Faith and desiring to desire.
Many years ago I got into an argument with my philosophy instructor. He claimed that he sometimes did things he didn’t want to do, such as visiting his mother-in-law. I claimed the fact he chose to do it implied he did want it, and the only things you do you don’t want to do are accidents. “The only thing I’ve done I didn’t want to do,” I said with rhetorical hyperbole, “was fall down stairs.” As neither of us cared to spend the time to attack the other’s logic, the argument ended in stalemate.

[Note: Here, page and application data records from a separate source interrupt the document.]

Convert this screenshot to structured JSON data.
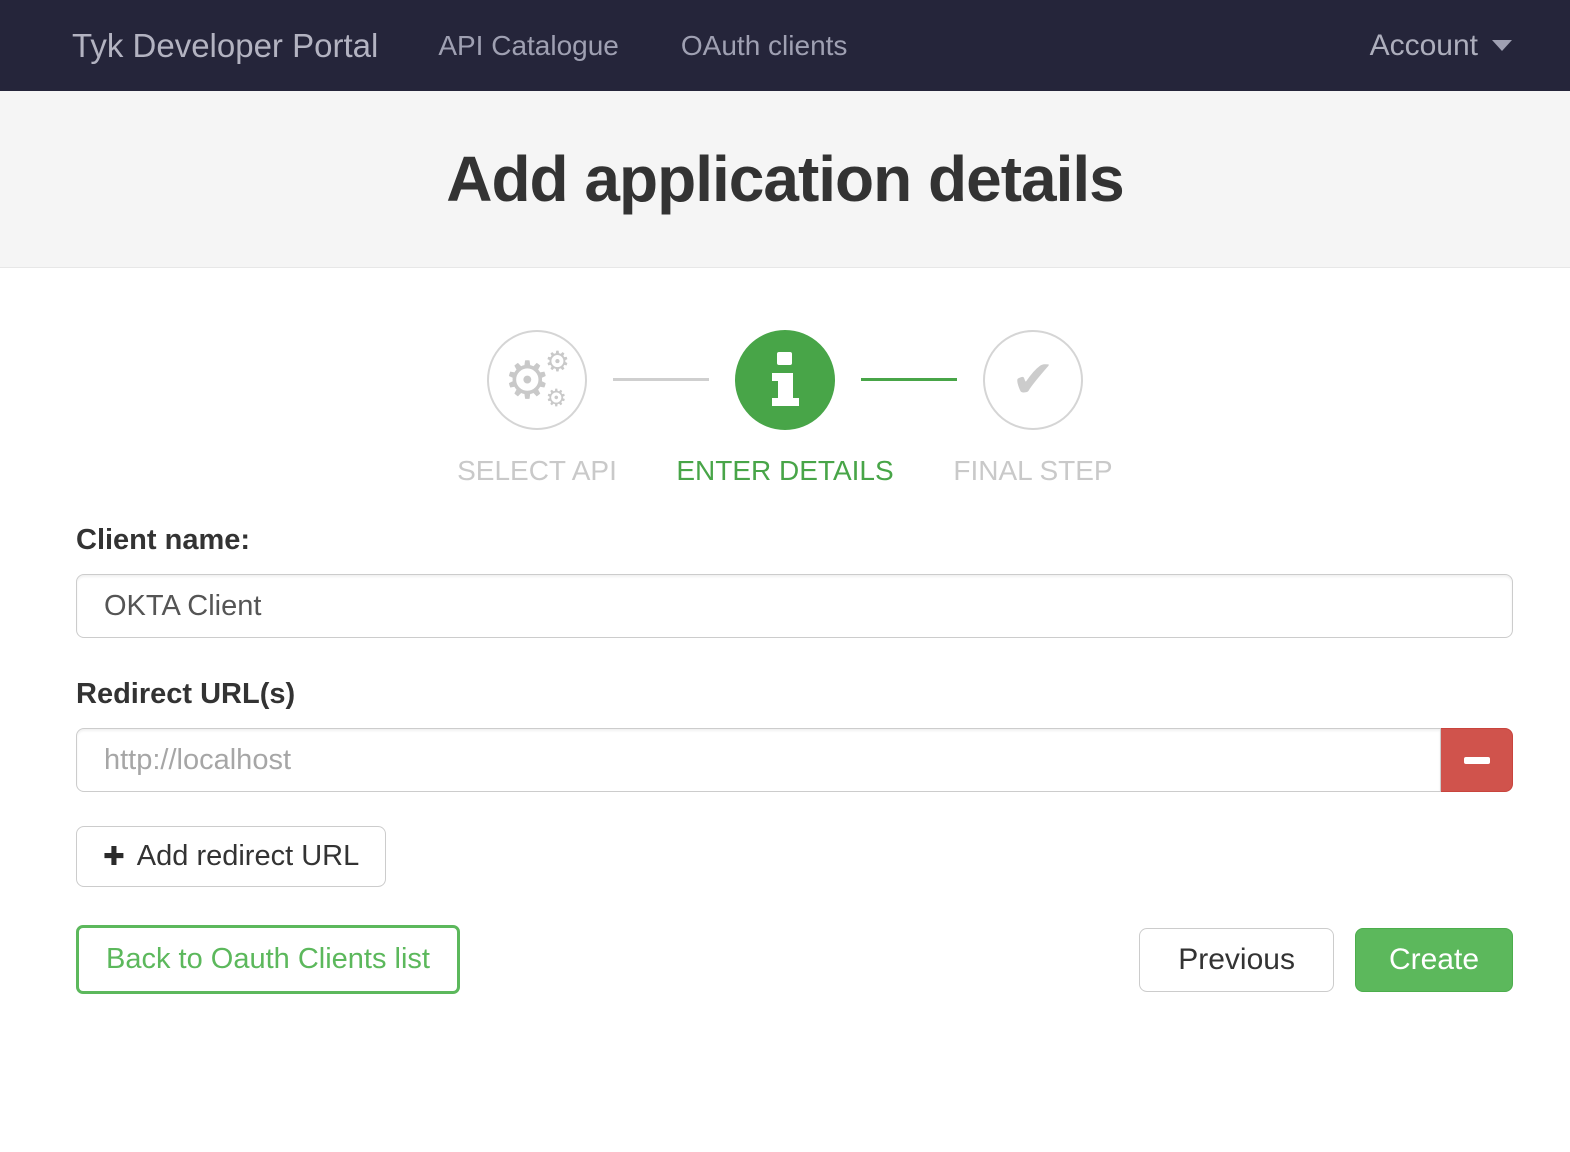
{
  "navbar": {
    "brand": "Tyk Developer Portal",
    "links": [
      {
        "label": "API Catalogue"
      },
      {
        "label": "OAuth clients"
      }
    ],
    "account_label": "Account"
  },
  "header": {
    "title": "Add application details"
  },
  "wizard": {
    "steps": [
      {
        "label": "SELECT API",
        "icon": "gears-icon",
        "state": "inactive"
      },
      {
        "label": "ENTER DETAILS",
        "icon": "info-icon",
        "state": "active"
      },
      {
        "label": "FINAL STEP",
        "icon": "check-icon",
        "state": "inactive"
      }
    ]
  },
  "form": {
    "client_name_label": "Client name:",
    "client_name_value": "OKTA Client",
    "redirect_label": "Redirect URL(s)",
    "redirect_placeholder": "http://localhost",
    "add_redirect_label": "Add redirect URL",
    "back_button_label": "Back to Oauth Clients list",
    "previous_label": "Previous",
    "create_label": "Create"
  },
  "colors": {
    "navbar_bg": "#25253a",
    "step_green": "#48a548",
    "button_green": "#5cb85c",
    "danger_red": "#d0534c",
    "header_bg": "#f5f5f5"
  }
}
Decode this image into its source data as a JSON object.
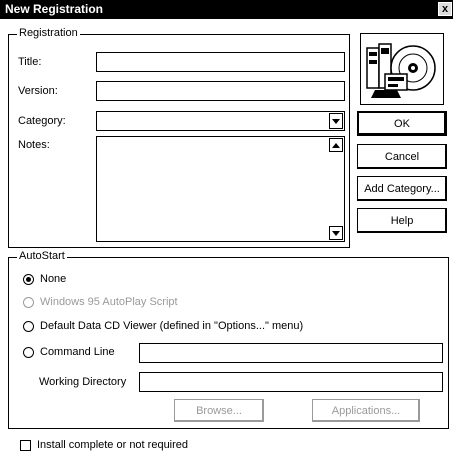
{
  "window": {
    "title": "New Registration",
    "close_glyph": "x"
  },
  "registration": {
    "legend": "Registration",
    "title_label": "Title:",
    "title_value": "",
    "version_label": "Version:",
    "version_value": "",
    "category_label": "Category:",
    "category_value": "",
    "notes_label": "Notes:",
    "notes_value": ""
  },
  "buttons": {
    "ok": "OK",
    "cancel": "Cancel",
    "add_category": "Add Category...",
    "help": "Help"
  },
  "autostart": {
    "legend": "AutoStart",
    "options": [
      {
        "label": "None",
        "checked": true,
        "enabled": true
      },
      {
        "label": "Windows 95 AutoPlay Script",
        "checked": false,
        "enabled": false
      },
      {
        "label": "Default Data CD Viewer (defined in \"Options...\" menu)",
        "checked": false,
        "enabled": true
      },
      {
        "label": "Command Line",
        "checked": false,
        "enabled": true
      }
    ],
    "command_line_value": "",
    "working_directory_label": "Working Directory",
    "working_directory_value": "",
    "browse_label": "Browse...",
    "applications_label": "Applications..."
  },
  "install_checkbox": {
    "label": "Install complete or not required",
    "checked": false
  },
  "icons": {
    "app_icon": "cd-registration-icon"
  }
}
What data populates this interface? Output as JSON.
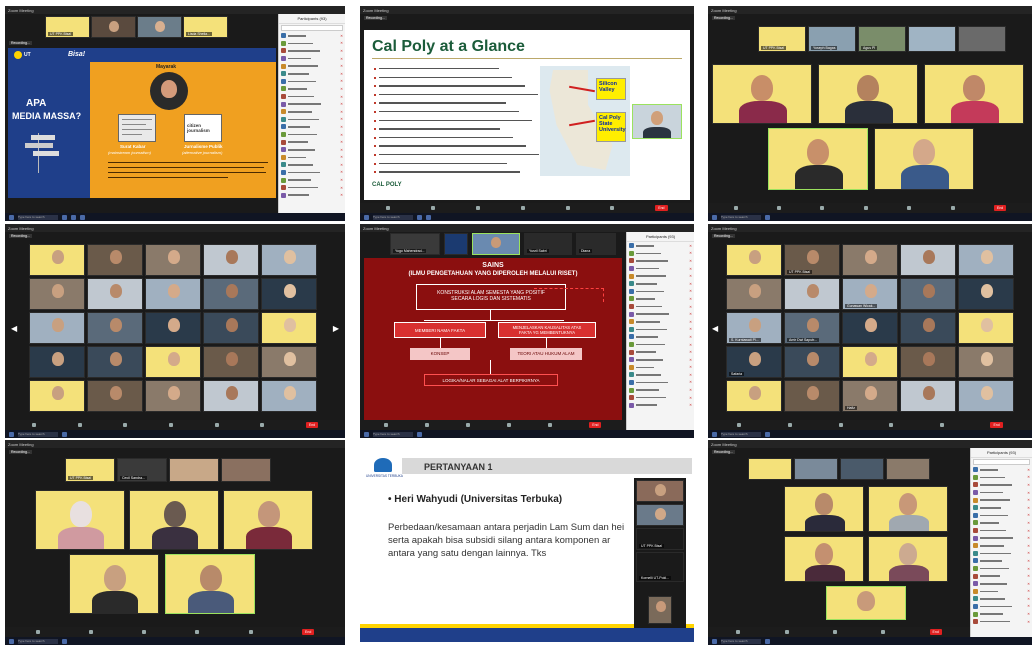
{
  "panel1": {
    "tile_names": [
      "UT PPK Bisa!",
      "",
      "Lisda Sheila..."
    ],
    "slide": {
      "question_line1": "APA",
      "question_line2": "MEDIA MASSA?",
      "center_label": "Mayarak",
      "left_caption_title": "Surat Kabar",
      "left_caption_sub": "(mainstream journalism)",
      "right_caption_title": "Jurnalisme Publik",
      "right_caption_sub": "(alternative journalism)",
      "citizen_label": "citizen journalism",
      "brand": "Bisa!",
      "logo_mark": "UT"
    },
    "participants_title": "Participants (93)"
  },
  "panel2": {
    "slide_title": "Cal Poly at a Glance",
    "callout1": "Silicon Valley",
    "callout2": "Cal Poly State University",
    "footer_logo": "CAL POLY"
  },
  "panel3": {
    "tile_names": [
      "UT PPK Bisa!",
      "Yoseph Bagas",
      "Agus PI"
    ]
  },
  "panel4": {},
  "panel5": {
    "tile_names": [
      "Yogo Mahendrad...",
      "Yusril Sabri",
      "Diana"
    ],
    "slide": {
      "title_line1": "SAINS",
      "title_line2": "(ILMU PENGETAHUAN YANG DIPEROLEH MELALUI RISET)",
      "box_top_line1": "KONSTRUKSI ALAM SEMESTA YANG POSITIF",
      "box_top_line2": "SECARA LOGIS DAN SISTEMATIS",
      "box_left": "MEMBERI NAMA FAKTA",
      "box_right_line1": "MENJELASKAN KAUSALITAS ATAS",
      "box_right_line2": "FAKTA YG MEMBENTUKNYA",
      "sub_left": "KONSEP",
      "sub_right": "TEORI ATAU HUKUM ALAM",
      "box_bottom": "LOGIKA/NALAR SEBAGAI ALAT BERPIKIRNYA"
    },
    "participants_title": "Participants (93)"
  },
  "panel6": {
    "tile_names": [
      "UT PPK Bisa!",
      "Gunawan Wicak...",
      "S. Kurniawati Pl...",
      "Amir Dwi Saputr...",
      "Hafiz",
      "Safaria"
    ]
  },
  "panel7": {
    "tile_names": [
      "UT PPK Bisa!",
      "Cecil Sandra..."
    ]
  },
  "panel8": {
    "slide_title": "PERTANYAAN 1",
    "asker": "• Heri Wahyudi (Universitas Terbuka)",
    "body_line1": "Perbedaan/kesamaan antara perjadin Lam Sum dan hei",
    "body_line2": "serta apakah bisa subsidi silang antara komponen ar",
    "body_line3": "antara yang satu dengan lainnya. Tks",
    "univ_label": "UNIVERSITAS TERBUKA",
    "strip_names": [
      "UT PPK Bisa!",
      "Kornelli UT-Pokl..."
    ]
  },
  "panel9": {
    "participants_title": "Participants (93)"
  },
  "common": {
    "window_title": "Zoom Meeting",
    "recording_label": "Recording...",
    "end_label": "End",
    "search_placeholder": "Type here to search",
    "ctrl_labels": [
      "Unmute",
      "Start Video",
      "Security",
      "Participants",
      "Chat",
      "Share Screen",
      "Record",
      "Reactions",
      "Apps"
    ]
  },
  "colors": {
    "zoom_dark": "#1a1a1a",
    "slide_orange": "#f0a020",
    "slide_blue_band": "#1f3f8a",
    "ut_yellow": "#f4e17a",
    "speaker_green": "#9be25e",
    "red_slide": "#8b0f0f"
  }
}
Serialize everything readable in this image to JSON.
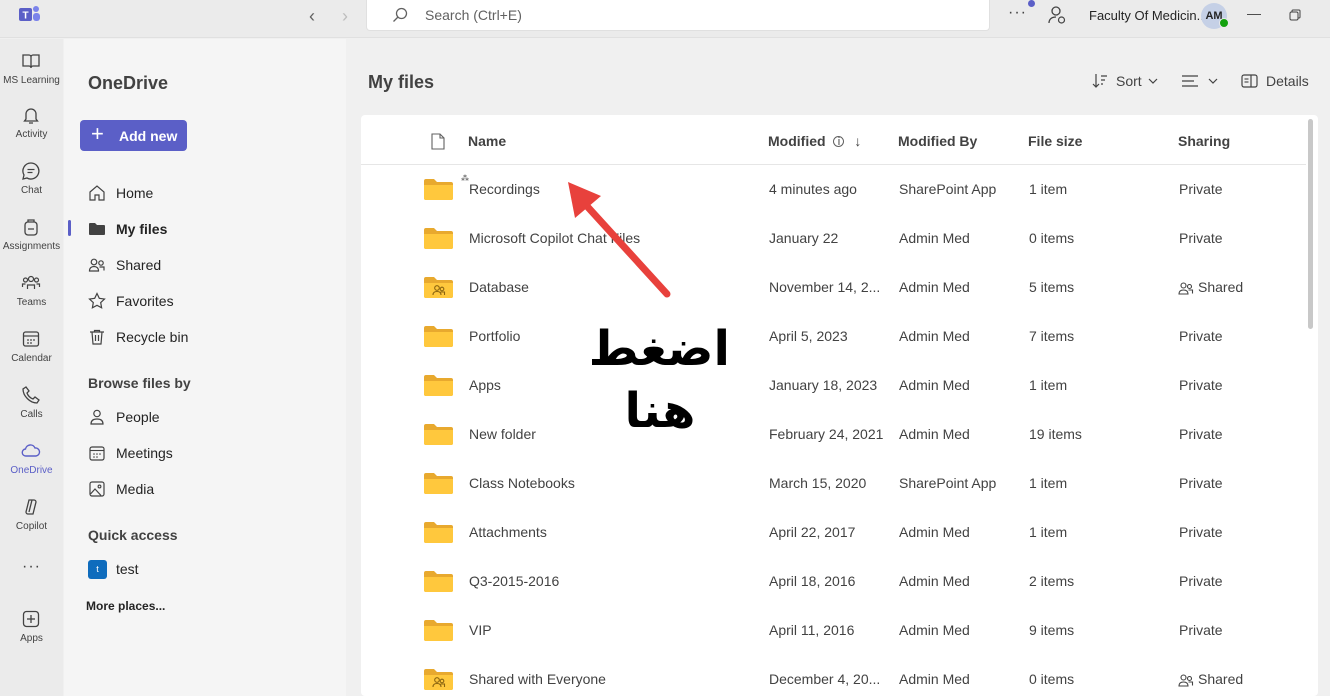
{
  "titlebar": {
    "search_placeholder": "Search (Ctrl+E)",
    "org_name": "Faculty Of Medicin...",
    "avatar_initials": "AM"
  },
  "rail": {
    "items": [
      {
        "label": "MS Learning",
        "icon": "book-icon"
      },
      {
        "label": "Activity",
        "icon": "bell-icon"
      },
      {
        "label": "Chat",
        "icon": "chat-icon"
      },
      {
        "label": "Assignments",
        "icon": "backpack-icon"
      },
      {
        "label": "Teams",
        "icon": "people-icon"
      },
      {
        "label": "Calendar",
        "icon": "calendar-icon"
      },
      {
        "label": "Calls",
        "icon": "phone-icon"
      },
      {
        "label": "OneDrive",
        "icon": "cloud-icon",
        "active": true
      },
      {
        "label": "Copilot",
        "icon": "copilot-icon"
      },
      {
        "label": "Apps",
        "icon": "add-app-icon"
      }
    ]
  },
  "leftpane": {
    "title": "OneDrive",
    "add_new": "Add new",
    "nav": [
      {
        "label": "Home",
        "icon": "home-icon"
      },
      {
        "label": "My files",
        "icon": "folder-icon",
        "active": true
      },
      {
        "label": "Shared",
        "icon": "shared-icon"
      },
      {
        "label": "Favorites",
        "icon": "star-icon"
      },
      {
        "label": "Recycle bin",
        "icon": "trash-icon"
      }
    ],
    "browse_by_heading": "Browse files by",
    "browse": [
      {
        "label": "People",
        "icon": "person-icon"
      },
      {
        "label": "Meetings",
        "icon": "calendar-icon"
      },
      {
        "label": "Media",
        "icon": "image-icon"
      }
    ],
    "quick_access_heading": "Quick access",
    "quick_access": [
      {
        "label": "test",
        "badge": "t"
      }
    ],
    "more_places": "More places..."
  },
  "main": {
    "title": "My files",
    "sort_label": "Sort",
    "details_label": "Details",
    "columns": {
      "name": "Name",
      "modified": "Modified",
      "modified_by": "Modified By",
      "file_size": "File size",
      "sharing": "Sharing"
    },
    "rows": [
      {
        "name": "Recordings",
        "modified": "4 minutes ago",
        "modified_by": "SharePoint App",
        "size": "1 item",
        "sharing": "Private",
        "shared_folder": false
      },
      {
        "name": "Microsoft Copilot Chat Files",
        "modified": "January 22",
        "modified_by": "Admin Med",
        "size": "0 items",
        "sharing": "Private",
        "shared_folder": false
      },
      {
        "name": "Database",
        "modified": "November 14, 2...",
        "modified_by": "Admin Med",
        "size": "5 items",
        "sharing": "Shared",
        "shared_folder": true
      },
      {
        "name": "Portfolio",
        "modified": "April 5, 2023",
        "modified_by": "Admin Med",
        "size": "7 items",
        "sharing": "Private",
        "shared_folder": false
      },
      {
        "name": "Apps",
        "modified": "January 18, 2023",
        "modified_by": "Admin Med",
        "size": "1 item",
        "sharing": "Private",
        "shared_folder": false
      },
      {
        "name": "New folder",
        "modified": "February 24, 2021",
        "modified_by": "Admin Med",
        "size": "19 items",
        "sharing": "Private",
        "shared_folder": false
      },
      {
        "name": "Class Notebooks",
        "modified": "March 15, 2020",
        "modified_by": "SharePoint App",
        "size": "1 item",
        "sharing": "Private",
        "shared_folder": false
      },
      {
        "name": "Attachments",
        "modified": "April 22, 2017",
        "modified_by": "Admin Med",
        "size": "1 item",
        "sharing": "Private",
        "shared_folder": false
      },
      {
        "name": "Q3-2015-2016",
        "modified": "April 18, 2016",
        "modified_by": "Admin Med",
        "size": "2 items",
        "sharing": "Private",
        "shared_folder": false
      },
      {
        "name": "VIP",
        "modified": "April 11, 2016",
        "modified_by": "Admin Med",
        "size": "9 items",
        "sharing": "Private",
        "shared_folder": false
      },
      {
        "name": "Shared with Everyone",
        "modified": "December 4, 20...",
        "modified_by": "Admin Med",
        "size": "0 items",
        "sharing": "Shared",
        "shared_folder": true
      }
    ]
  },
  "annotation": {
    "line1": "اضغط",
    "line2": "هنا",
    "color": "#e8413c"
  }
}
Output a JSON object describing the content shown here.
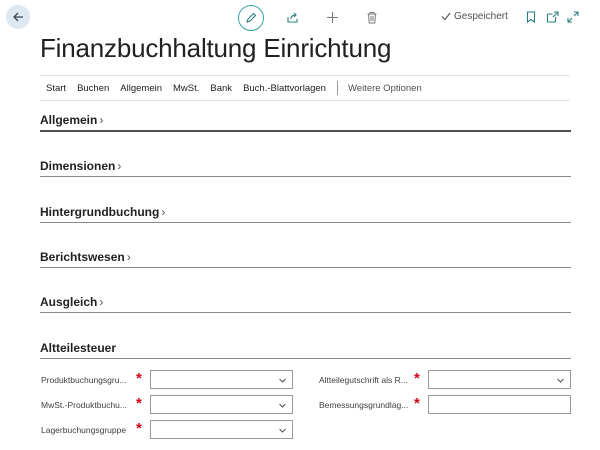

Since then I have had occasion to reflect on that conversation many times. What he meant, of course, was that visiting his mother-in-law was a means to an end and not an end in itself. He desired to please his wife enough to visit her mother, even though that act was not desirable without that larger picture. But the thought it spawned has gone far beyond that distinction.
In my excessive introspections I find many kinds of desires. The flesh tells me to eat, sleep, and put bruised thumbs in my mouth. The hormones tell me to seek attention and acceptance and female company. Habit tells me to pull the e-brake before I put the car in park. Aesthetics tells me to seek out pleasant environments, and reason tells me to scrub the sink to satisfy aesthetics. Compassion tells me to serve, even strangers, even anonymously. And so on.
Often the various sources of desire within me conflict. Thus, I find that choosing which desire to heed is my principle form of exercising my free will.
One of the things I have come to believe over the years is that, in addition to providing assertions of the ought (desires), these sources also provide assertions of the is (perceptions). Habit, flesh, and reason all tell me I am deficient in nutrition at times, and do not always agree. What I see is impacted by what I expect to see (habit), what light enters my eyes (flesh), what I hope to see (aesthetics) and what I believe possible (reason). And so on. Thus the second principle form of exercising free will: choosing which perception to believe.
I sometimes define Faith as listening to the spirit instead of the flesh. If you don’t know what I mean by “the spirit” here, I don’t know how to describe it to you except by pointing it out, and as blogs are monologues that isn’t really possible here. But the point is that faith is, at least in part, choosing between inherently-available beliefs and desires; the faithful have, in the words of Christ, “chosen that good part”.
But if desires and beliefs are chosen by us, oughtn’t there be desires that impact which choice we make? Indeed there are. Who among us has not wished, at one time or another, that we wanted to do what we felt we must do? And these desires can, in turn, train our other desires. I’ve written before about limitations in that change, but scripture asserts that our desires to believe and desire good things can be used to change ourselves for the better.